→ **What you will do**: Using the data below, gather each line that includes the word "Fane".
+++++
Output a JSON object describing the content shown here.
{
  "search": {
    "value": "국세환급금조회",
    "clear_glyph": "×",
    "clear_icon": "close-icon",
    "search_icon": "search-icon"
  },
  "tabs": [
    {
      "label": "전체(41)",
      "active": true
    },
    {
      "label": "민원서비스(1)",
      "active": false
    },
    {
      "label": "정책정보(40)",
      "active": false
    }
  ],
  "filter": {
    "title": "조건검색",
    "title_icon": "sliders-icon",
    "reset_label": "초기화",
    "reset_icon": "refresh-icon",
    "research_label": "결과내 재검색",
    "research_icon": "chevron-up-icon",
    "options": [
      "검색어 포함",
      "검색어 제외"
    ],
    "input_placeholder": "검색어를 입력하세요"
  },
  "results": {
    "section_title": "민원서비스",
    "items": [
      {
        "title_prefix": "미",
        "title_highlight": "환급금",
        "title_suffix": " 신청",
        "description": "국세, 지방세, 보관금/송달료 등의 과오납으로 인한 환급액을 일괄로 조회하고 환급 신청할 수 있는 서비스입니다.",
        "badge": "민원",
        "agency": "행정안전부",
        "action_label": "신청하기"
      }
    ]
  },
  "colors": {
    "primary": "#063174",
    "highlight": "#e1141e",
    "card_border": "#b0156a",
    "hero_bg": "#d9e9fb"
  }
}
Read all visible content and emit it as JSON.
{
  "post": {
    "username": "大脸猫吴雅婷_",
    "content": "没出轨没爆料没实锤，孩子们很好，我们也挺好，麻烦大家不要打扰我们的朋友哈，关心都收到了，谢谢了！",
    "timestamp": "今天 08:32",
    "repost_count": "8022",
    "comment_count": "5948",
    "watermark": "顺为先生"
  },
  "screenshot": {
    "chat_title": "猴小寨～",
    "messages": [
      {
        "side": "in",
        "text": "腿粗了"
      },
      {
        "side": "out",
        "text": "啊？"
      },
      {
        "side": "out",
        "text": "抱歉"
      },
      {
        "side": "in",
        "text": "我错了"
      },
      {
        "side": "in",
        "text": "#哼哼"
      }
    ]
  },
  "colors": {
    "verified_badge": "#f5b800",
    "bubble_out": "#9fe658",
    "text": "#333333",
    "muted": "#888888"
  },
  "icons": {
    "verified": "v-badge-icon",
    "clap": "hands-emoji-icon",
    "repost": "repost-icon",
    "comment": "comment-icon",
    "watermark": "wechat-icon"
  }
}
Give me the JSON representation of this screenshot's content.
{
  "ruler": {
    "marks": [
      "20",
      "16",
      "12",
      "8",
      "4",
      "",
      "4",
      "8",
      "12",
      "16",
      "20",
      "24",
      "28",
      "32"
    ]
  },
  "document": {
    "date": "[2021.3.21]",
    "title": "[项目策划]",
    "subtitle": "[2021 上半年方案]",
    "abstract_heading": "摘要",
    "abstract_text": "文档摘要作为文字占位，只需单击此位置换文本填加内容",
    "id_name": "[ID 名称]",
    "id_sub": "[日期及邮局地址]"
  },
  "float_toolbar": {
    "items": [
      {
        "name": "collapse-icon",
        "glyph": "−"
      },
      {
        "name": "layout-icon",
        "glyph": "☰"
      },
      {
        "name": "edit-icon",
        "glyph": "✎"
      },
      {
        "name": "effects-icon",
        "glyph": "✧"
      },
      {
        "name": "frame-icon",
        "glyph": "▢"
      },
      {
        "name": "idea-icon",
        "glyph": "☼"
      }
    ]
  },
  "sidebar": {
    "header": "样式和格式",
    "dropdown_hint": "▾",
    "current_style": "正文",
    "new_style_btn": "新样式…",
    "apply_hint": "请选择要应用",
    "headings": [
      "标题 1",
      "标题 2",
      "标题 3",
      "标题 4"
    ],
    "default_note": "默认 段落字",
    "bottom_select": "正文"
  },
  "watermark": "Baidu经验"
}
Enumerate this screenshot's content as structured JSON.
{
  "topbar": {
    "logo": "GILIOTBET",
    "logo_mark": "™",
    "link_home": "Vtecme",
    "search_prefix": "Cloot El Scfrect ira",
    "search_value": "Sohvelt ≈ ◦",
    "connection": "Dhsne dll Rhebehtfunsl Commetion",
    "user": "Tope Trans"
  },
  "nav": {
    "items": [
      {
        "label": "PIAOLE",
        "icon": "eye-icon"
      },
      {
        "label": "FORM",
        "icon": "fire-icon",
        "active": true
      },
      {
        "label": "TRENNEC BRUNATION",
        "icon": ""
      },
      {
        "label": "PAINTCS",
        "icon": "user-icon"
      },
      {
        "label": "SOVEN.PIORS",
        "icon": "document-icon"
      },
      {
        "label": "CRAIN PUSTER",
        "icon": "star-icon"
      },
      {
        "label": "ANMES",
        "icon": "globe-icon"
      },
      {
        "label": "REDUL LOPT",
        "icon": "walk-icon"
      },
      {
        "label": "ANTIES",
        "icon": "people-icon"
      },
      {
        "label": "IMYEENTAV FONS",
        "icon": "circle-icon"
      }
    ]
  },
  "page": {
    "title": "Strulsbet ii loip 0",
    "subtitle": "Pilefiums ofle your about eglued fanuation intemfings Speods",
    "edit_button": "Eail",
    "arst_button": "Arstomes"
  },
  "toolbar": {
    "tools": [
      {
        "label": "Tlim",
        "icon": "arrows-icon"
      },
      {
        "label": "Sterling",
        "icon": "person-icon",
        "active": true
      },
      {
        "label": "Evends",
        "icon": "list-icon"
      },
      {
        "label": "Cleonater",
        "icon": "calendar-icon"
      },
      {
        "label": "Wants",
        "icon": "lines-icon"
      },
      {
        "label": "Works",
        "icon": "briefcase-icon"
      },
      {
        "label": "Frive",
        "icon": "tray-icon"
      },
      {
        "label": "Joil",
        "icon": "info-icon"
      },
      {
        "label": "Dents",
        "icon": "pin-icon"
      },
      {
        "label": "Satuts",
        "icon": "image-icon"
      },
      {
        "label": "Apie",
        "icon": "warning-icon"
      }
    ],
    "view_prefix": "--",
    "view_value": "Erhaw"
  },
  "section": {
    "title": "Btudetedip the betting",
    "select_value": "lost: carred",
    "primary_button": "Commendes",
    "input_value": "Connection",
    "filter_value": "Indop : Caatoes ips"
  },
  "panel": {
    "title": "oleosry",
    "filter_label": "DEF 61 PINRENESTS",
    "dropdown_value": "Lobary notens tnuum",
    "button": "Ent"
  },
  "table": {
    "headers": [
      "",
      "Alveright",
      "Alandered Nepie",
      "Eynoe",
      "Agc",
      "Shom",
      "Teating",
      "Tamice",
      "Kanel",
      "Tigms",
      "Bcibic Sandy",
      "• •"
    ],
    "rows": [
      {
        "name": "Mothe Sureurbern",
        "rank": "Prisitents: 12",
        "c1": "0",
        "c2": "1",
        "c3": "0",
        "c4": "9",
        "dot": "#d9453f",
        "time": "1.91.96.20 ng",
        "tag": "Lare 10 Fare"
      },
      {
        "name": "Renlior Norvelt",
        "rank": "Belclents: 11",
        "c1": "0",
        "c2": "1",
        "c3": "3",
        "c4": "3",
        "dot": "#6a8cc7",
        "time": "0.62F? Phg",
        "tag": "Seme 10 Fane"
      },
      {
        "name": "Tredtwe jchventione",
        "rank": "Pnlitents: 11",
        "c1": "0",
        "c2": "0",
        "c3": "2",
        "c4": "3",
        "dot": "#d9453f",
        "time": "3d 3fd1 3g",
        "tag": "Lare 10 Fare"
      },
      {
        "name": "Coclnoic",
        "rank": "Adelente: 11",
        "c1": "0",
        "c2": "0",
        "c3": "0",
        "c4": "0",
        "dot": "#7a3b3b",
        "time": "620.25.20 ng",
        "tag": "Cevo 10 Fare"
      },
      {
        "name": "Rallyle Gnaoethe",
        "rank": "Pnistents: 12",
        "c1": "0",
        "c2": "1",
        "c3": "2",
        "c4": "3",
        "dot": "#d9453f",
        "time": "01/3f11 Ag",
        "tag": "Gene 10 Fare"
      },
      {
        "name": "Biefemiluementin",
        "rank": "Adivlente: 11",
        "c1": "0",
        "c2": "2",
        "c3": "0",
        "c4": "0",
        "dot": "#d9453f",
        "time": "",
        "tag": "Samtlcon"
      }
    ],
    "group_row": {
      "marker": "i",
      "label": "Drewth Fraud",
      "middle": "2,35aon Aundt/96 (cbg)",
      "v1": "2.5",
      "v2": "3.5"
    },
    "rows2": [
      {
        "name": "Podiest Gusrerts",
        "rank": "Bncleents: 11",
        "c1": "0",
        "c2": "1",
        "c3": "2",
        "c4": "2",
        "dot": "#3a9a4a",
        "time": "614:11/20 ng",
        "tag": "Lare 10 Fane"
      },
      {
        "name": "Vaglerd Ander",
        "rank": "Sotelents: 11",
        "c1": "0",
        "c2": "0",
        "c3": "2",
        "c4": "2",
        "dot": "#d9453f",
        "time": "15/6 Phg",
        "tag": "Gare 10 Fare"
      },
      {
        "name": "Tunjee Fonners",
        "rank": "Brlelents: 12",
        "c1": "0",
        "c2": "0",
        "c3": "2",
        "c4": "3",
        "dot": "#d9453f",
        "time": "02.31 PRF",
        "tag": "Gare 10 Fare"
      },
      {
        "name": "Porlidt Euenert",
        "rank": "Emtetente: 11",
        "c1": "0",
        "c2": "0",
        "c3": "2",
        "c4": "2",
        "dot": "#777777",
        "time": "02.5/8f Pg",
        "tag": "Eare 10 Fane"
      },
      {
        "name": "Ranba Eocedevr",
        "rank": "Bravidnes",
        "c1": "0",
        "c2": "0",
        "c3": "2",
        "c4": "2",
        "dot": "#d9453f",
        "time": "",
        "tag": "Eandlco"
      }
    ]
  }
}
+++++
→ **Exercise output**:
        "tag": "Seme 10 Fane"
        "tag": "Lare 10 Fane"
        "tag": "Eare 10 Fane"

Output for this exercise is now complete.